“The future is already here. It’s just not evenly distributed” (Robert Gibson, science fiction author).
This week, we read Parshat Behar, which begins “Dateline: Sinai.” We are then given a series of commandments that we didn’t read about back in Yitro and Mishaptim, when we last saw Israel standing at Sinai. In fact, the entire book of Vayikra seems to have been a communication from God to Moshe from ohel mo’ed, the tent of meeting. How did we get back to Sinai?
On Wednesday at evening minyan, we learned Ibn Ezra’s commentary on this curiosity. “Ein mukdam umeuhar baTorah–the Torah is not written in chronological order.” He is suggesting that all of the instructions about the sabbatical and jubilee years preceded the technical particulars we’ve been reading for weeks now that seemed primarily of interest to the Priests and Levites.
There’s great theological significance to the Torah’s insistence that the laws in this week’s portion were given at Sinai. Revelation is more than just “The Ten Commandments;” it includes other urgent content. The rabbis of antiquity had the genius to interpret Torah in their age using methods that made them seem an extension of Sinai, even if they weren’t there. And today, one of the hallmarks of Conservative Judaism is a principled belief in the possibility of ongoing revelation. That is, though we are not standing at Sinai, we still have the capacity to hear God’s commanding voice and interpret the Divine will in new ways.
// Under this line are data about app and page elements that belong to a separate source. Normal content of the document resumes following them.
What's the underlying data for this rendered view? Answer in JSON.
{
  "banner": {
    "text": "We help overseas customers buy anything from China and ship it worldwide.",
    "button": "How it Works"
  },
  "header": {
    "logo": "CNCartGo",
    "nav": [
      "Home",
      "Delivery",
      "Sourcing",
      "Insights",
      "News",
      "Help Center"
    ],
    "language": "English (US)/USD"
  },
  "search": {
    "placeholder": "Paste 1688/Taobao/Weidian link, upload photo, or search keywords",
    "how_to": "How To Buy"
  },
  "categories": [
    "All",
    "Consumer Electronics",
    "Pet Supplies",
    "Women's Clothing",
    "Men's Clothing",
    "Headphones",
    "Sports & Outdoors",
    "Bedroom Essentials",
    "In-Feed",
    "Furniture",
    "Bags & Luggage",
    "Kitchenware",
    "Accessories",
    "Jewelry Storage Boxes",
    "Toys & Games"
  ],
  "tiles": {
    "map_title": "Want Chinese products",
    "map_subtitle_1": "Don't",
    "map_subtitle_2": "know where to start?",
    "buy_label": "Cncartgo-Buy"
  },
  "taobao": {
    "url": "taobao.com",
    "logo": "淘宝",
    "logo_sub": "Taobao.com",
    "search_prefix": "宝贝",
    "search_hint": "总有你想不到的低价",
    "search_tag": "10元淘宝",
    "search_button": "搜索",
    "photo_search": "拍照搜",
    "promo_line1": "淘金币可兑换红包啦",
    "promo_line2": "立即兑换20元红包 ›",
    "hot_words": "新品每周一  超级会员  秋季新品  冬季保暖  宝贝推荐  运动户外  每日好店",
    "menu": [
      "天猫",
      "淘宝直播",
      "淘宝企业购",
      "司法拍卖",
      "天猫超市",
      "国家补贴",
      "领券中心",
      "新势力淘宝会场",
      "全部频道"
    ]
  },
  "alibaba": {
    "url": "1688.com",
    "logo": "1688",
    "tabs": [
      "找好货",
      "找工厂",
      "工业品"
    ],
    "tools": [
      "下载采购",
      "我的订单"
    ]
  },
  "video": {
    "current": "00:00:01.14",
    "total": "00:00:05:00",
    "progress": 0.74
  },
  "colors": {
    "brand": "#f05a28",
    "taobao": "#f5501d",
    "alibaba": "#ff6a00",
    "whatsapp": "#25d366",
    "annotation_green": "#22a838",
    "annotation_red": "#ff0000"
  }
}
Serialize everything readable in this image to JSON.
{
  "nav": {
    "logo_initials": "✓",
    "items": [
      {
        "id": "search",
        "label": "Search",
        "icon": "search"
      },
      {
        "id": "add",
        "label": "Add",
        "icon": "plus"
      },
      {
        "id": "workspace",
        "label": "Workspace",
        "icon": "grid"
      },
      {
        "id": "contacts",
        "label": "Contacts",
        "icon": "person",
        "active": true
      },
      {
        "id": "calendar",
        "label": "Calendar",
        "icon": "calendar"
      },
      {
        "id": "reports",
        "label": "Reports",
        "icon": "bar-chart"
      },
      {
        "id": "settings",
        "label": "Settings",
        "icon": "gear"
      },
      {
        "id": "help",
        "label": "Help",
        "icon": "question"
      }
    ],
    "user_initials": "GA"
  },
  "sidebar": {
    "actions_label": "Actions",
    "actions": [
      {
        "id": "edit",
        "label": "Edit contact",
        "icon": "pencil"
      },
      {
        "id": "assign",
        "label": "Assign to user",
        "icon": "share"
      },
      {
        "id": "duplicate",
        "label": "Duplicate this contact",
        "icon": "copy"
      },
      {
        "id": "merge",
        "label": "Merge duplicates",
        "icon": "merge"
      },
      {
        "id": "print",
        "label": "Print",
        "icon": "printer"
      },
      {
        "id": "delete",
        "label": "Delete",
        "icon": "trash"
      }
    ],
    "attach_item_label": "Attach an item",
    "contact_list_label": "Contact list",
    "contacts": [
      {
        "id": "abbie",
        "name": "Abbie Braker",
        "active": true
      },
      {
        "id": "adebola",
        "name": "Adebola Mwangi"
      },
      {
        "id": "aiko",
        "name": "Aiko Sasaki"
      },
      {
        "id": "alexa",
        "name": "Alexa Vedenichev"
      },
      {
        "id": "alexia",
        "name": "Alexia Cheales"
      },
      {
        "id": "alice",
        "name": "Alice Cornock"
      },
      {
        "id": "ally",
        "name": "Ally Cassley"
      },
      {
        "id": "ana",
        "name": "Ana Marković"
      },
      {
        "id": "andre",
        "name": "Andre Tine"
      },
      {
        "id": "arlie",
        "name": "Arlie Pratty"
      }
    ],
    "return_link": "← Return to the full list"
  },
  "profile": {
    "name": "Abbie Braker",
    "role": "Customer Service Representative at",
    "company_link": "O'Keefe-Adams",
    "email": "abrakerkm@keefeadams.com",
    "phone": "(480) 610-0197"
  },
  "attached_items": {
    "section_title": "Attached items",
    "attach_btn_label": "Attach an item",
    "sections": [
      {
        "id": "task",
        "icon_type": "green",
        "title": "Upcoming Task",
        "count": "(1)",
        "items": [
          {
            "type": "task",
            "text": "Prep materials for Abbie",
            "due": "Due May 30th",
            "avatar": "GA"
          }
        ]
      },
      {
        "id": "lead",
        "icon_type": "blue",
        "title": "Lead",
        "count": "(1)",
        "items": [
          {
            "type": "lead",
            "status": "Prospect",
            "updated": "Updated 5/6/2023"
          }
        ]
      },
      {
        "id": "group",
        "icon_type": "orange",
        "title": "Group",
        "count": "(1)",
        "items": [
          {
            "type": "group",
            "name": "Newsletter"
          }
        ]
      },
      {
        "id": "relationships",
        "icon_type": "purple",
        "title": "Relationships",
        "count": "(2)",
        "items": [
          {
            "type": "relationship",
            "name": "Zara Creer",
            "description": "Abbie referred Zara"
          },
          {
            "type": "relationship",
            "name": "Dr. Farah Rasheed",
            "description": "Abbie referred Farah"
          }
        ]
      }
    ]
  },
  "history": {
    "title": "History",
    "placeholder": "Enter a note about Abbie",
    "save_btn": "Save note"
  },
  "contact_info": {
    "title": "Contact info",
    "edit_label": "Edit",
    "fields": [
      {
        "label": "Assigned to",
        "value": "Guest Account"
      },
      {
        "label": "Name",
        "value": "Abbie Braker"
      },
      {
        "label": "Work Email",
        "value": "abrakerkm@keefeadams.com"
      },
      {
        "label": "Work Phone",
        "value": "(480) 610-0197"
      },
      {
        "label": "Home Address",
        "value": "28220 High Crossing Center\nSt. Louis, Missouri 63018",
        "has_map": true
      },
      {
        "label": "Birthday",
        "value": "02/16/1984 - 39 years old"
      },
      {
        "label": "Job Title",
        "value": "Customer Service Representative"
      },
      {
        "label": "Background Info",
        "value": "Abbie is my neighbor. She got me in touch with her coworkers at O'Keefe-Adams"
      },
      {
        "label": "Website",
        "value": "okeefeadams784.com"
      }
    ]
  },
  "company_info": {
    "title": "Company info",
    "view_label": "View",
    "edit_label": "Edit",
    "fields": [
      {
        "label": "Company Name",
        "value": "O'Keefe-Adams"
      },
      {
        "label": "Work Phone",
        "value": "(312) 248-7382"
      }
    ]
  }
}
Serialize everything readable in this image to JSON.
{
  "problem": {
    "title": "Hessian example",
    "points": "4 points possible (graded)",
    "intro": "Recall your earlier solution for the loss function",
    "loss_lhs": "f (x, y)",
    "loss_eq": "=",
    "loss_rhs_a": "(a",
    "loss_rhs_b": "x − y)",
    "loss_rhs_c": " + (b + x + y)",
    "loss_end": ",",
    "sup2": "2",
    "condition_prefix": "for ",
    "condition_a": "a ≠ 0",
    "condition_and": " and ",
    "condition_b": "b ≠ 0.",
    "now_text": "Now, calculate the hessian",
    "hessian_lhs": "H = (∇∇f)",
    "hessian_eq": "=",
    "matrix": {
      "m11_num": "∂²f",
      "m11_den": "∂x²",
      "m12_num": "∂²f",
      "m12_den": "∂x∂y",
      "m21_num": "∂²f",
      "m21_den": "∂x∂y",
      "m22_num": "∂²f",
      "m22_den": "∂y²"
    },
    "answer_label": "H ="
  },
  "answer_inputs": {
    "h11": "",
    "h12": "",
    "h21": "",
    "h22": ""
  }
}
On Shabbat morning, at a special lunch and learn, Rabbi Pamela Barmash will share her thoughts on mitzvot in our day. A respected scholar and an integral member of the Committee on Jewish Law and Standards, Rabbi Barmash has written passionately about how to expand the circle of Jews with access to performing mitzvot. You can follow this link for one such example. And she’ll explain the significance of the quote at the top of the page. We look forward to learning more from her on Shabbat!
Wishing you a Shabbat Shalom,
Rabbi David Wise